More by Matt Posky

Comments
Join the conversation
2 of 17 comments
  • Igloo Igloo on Apr 30, 2019

    Seems to me the entire point of the exercise was to provide a "visual" picture of said Ford automobile technology. Excellent way to get people who would not normally pay attention to a car advertisement to 'pay attention' to a car advertisement! Well done.

  • Chris Powers Chris Powers on May 01, 2019

    Who is the Old Navy model in the video?

  • JK I grew up with Dodge trucks in the US, and now live in Turin, Italy, the home of Fiat. I don't think Italians view this as an Italian company either. There are constant news articles and protests about how stalantis is moving operations out of Italy. Jeep is strangely popular here though.

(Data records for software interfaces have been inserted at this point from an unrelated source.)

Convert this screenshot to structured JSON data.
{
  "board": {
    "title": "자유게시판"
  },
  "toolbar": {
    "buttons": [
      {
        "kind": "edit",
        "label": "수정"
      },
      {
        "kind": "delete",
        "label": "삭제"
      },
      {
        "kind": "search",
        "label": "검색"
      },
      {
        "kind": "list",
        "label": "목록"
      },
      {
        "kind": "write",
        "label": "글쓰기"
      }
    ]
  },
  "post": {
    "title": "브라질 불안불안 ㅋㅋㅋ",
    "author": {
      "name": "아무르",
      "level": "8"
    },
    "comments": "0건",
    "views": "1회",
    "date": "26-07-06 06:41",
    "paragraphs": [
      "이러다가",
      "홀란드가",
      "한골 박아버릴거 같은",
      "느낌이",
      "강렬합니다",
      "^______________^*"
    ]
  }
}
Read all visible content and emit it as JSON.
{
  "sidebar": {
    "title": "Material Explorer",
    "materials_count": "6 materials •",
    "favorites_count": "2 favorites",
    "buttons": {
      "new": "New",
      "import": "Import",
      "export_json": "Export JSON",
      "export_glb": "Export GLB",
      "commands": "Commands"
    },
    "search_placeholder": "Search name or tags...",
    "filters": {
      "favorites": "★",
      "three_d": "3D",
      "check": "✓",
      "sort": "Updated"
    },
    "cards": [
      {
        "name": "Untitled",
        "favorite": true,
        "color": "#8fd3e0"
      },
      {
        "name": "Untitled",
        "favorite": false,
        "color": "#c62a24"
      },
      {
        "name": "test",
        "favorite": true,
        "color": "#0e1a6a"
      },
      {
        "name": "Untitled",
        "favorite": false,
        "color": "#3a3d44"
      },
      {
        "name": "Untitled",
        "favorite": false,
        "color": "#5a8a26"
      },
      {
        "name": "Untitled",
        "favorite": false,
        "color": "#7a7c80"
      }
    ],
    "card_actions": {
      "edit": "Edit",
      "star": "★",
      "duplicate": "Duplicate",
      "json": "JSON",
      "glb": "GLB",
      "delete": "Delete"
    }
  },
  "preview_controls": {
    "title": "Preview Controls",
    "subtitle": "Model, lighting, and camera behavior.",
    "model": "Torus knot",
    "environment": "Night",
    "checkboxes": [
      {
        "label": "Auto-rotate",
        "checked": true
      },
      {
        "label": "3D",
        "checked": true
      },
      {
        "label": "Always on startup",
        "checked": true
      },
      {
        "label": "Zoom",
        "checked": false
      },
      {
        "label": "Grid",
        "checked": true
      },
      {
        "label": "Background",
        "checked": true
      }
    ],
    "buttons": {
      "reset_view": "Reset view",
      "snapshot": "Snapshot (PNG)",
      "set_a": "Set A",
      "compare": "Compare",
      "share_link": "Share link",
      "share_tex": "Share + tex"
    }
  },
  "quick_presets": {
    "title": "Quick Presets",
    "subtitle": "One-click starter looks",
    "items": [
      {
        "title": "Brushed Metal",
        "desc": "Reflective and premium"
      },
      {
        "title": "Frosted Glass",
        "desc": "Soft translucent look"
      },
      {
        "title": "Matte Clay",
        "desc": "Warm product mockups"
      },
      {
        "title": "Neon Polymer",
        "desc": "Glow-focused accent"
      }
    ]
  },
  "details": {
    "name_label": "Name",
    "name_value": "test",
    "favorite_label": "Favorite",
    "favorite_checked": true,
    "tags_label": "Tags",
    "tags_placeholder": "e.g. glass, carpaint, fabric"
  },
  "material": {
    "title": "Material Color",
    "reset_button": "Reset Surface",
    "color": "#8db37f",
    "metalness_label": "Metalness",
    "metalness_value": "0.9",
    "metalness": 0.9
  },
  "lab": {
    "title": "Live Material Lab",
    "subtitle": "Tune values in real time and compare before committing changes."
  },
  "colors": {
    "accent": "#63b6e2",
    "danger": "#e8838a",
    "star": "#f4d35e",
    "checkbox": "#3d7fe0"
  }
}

I think last time I looked at stelantis's numbers, Jeep was the only thing saving them from big big problems.
  • Bd2 Oh yeah, funny how Trumpers (much less the Orange Con, himself) are perfectly willing to throw away the Constitution...
  • Bd2 Geeze, Anal sure likes to spread his drivelA huge problem was Fisher and his wife - who overspent when they were flush with cash and repeatedly did things ad hoc and didn't listen to their employees (who had more experience when it came to auto manufacturing, engineering, etc).
  • Tassos My Colleague Mike B bought one of these (the 300 SEL, same champagne color) new around June 1990. I thought he paid $50k originally but recently he told me it was $62k. At that time my Accord 1990 Coupe LX cost new, all included, $15k. So today the same car means $150k for the S class and $35k-40k for the Accord. So those %0 or 62k , these were NOT worthless, Idiot Joe Biden devalued dollars, so he paid AN ARM AND A LEG. And he babied the car, he really loved it, despite its very weak I6 engine with a mere 177 HP and 188 LBFT, and kept it forever. By the time he asked me to drive it (to take him to the dealer because his worthless POS Buick Rainier "SUV" needed expensive repairs (yes, it was a cheap Buick but he had to shell out thousands), the car needed a lot of suspension work, it drove like an awful clunker. He ended up donating it after 30 years or so. THIS POS is no different, and much older. Its CHEAPSKATE owner should ALSO donate it to charity instead of trying to make a few measly bucks off its CARCASS. Pathetic!
  • RHD The re-paint looks like it was done with a four-inch paintbrush. As far as VWs go, it's a rebadged Seat... which is still kind of a VW, made in Mexico from a Complete Knock-Down kit. 28 years in Mexico being driven like a flogged mule while wearing that ridiculous rear spoiler is a tough life, but it has actually survived... It's unique (to us), weird, funky (very funky), and certainly not worth over five grand plus the headaches of trying to get it across the border and registered at the local DMV.
Next